Whenever "JSON" appears in a line, please copy that line from the data.
<<<<
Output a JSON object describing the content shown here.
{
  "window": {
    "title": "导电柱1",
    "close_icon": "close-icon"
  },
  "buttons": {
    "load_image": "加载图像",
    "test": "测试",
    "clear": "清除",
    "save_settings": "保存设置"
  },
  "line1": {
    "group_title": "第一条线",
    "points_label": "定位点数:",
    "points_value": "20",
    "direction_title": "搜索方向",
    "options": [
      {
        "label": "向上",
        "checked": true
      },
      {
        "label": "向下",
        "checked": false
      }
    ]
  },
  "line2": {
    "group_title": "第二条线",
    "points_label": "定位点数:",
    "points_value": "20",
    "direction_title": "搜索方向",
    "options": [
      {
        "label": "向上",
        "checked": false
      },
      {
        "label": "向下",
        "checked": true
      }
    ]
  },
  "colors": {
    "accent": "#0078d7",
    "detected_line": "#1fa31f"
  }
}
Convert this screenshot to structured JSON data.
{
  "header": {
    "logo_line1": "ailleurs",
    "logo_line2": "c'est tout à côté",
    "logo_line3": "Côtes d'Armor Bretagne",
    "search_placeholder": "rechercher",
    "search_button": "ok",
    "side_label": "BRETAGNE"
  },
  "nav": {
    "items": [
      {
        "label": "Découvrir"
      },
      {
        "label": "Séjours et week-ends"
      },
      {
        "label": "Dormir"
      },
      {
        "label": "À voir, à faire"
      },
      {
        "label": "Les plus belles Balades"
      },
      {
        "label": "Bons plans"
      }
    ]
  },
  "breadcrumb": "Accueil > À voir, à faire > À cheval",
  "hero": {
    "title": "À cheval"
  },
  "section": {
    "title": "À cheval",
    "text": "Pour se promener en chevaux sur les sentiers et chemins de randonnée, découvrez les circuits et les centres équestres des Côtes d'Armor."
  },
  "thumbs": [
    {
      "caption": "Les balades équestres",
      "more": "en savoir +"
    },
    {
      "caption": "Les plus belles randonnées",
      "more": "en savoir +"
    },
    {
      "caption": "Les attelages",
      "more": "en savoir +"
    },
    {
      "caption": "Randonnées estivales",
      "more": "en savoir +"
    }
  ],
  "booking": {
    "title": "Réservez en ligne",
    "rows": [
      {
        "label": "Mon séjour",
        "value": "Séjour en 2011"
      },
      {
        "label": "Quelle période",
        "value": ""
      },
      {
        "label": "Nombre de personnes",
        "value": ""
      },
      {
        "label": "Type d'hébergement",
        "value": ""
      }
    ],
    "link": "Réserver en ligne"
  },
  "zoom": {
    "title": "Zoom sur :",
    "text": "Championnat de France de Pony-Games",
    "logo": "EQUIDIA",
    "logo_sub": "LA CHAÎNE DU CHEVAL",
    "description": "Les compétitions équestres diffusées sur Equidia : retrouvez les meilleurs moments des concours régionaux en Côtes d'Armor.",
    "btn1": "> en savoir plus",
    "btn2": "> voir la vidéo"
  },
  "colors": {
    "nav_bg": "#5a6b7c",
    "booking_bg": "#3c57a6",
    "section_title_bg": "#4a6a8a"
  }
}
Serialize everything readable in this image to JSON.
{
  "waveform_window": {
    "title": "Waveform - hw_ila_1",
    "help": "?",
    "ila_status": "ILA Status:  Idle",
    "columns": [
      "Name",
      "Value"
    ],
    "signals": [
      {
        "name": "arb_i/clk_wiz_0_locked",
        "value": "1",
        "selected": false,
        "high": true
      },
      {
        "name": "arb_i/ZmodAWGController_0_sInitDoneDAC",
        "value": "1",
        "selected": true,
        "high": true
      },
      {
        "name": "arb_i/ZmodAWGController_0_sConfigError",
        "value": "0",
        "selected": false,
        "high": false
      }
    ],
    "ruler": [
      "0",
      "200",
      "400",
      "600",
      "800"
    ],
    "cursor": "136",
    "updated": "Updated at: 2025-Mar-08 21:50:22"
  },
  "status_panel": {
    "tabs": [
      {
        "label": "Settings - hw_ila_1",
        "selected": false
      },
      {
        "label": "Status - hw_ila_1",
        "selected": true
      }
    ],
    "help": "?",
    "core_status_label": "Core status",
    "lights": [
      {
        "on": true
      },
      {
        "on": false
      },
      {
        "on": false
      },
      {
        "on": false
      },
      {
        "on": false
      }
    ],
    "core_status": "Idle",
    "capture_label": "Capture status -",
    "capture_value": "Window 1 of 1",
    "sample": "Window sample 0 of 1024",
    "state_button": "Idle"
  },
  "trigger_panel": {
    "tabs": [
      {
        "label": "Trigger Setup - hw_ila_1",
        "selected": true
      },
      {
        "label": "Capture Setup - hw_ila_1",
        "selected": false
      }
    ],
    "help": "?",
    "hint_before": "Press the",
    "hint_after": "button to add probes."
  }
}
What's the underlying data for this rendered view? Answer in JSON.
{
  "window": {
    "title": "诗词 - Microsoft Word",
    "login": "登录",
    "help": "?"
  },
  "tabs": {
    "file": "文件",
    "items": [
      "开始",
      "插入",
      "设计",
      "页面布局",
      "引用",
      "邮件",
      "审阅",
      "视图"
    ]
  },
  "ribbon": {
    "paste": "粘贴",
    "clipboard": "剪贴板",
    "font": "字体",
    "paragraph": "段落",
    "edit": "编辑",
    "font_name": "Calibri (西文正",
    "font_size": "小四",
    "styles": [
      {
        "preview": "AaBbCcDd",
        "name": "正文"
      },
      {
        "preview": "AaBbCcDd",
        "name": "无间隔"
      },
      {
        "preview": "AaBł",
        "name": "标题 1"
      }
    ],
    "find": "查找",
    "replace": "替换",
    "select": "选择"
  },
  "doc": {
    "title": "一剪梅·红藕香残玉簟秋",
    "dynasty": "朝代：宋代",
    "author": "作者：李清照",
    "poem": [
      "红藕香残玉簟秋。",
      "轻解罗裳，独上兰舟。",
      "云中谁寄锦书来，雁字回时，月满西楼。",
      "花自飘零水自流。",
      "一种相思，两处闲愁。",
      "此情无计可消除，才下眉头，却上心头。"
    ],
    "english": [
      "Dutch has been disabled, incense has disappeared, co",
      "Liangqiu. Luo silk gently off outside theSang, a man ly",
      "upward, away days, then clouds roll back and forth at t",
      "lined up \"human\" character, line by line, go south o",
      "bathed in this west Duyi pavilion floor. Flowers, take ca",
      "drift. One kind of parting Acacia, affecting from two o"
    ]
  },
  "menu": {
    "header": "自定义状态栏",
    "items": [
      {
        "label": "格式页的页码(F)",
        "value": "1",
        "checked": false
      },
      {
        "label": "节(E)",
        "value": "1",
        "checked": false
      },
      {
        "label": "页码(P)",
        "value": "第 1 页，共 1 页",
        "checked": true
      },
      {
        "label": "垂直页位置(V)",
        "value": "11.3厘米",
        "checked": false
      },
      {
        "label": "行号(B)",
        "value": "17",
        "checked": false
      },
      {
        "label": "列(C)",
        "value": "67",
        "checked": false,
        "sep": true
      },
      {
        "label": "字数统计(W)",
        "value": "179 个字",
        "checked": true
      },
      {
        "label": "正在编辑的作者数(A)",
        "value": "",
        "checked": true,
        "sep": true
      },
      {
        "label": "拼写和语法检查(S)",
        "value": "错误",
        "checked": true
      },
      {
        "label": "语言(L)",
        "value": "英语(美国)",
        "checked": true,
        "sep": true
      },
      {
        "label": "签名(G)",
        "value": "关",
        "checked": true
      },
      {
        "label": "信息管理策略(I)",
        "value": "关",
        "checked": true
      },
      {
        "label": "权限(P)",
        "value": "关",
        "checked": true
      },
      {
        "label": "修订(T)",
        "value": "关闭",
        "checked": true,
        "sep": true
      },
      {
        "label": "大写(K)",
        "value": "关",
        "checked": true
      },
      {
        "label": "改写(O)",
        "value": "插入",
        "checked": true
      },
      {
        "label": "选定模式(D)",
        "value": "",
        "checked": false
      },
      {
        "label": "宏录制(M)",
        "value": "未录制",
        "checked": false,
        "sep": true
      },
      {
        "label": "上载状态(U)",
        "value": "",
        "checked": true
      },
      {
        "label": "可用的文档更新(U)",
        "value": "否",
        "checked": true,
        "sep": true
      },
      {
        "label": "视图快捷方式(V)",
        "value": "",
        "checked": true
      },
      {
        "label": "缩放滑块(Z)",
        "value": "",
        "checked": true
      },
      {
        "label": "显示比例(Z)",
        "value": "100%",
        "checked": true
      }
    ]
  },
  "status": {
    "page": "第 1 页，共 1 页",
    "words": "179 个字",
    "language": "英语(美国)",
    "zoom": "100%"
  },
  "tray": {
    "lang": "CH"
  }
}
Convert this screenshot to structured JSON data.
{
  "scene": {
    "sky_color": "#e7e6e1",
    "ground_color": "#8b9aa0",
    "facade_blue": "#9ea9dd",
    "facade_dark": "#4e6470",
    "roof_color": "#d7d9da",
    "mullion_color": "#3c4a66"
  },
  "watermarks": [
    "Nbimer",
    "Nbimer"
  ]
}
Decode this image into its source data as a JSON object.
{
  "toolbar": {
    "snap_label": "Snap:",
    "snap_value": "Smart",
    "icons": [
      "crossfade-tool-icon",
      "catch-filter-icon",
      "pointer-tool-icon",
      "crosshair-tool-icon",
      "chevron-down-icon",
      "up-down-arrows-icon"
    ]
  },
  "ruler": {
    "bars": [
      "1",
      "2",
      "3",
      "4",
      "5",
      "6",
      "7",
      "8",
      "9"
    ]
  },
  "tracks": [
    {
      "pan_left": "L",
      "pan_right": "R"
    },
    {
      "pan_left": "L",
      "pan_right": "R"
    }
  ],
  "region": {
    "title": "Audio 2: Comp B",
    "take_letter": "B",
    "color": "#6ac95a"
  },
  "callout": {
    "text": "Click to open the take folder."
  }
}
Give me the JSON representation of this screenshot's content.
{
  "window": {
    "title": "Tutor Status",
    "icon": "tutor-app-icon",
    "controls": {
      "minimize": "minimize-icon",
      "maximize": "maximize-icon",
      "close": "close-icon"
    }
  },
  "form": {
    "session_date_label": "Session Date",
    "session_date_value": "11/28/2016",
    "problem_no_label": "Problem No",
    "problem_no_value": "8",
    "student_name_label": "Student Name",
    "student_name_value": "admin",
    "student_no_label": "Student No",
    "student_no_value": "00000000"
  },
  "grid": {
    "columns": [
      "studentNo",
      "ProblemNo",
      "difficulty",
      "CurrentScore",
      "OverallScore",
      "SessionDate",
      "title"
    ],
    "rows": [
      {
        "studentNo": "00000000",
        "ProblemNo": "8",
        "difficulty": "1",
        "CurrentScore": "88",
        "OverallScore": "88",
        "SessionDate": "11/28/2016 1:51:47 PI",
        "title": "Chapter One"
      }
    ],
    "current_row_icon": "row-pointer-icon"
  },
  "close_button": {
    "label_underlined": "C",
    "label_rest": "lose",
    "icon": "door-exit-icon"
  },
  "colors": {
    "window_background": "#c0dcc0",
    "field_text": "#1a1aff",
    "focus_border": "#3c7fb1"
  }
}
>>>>
Exercise response —
Output a JSON object describing the content shown here.
Convert this screenshot to structured JSON data.
Serialize everything readable in this image to JSON.
What's the underlying data for this rendered view? Answer in JSON.
Convert this screenshot to structured JSON data.
Decode this image into its source data as a JSON object.
Give me the JSON representation of this screenshot's content.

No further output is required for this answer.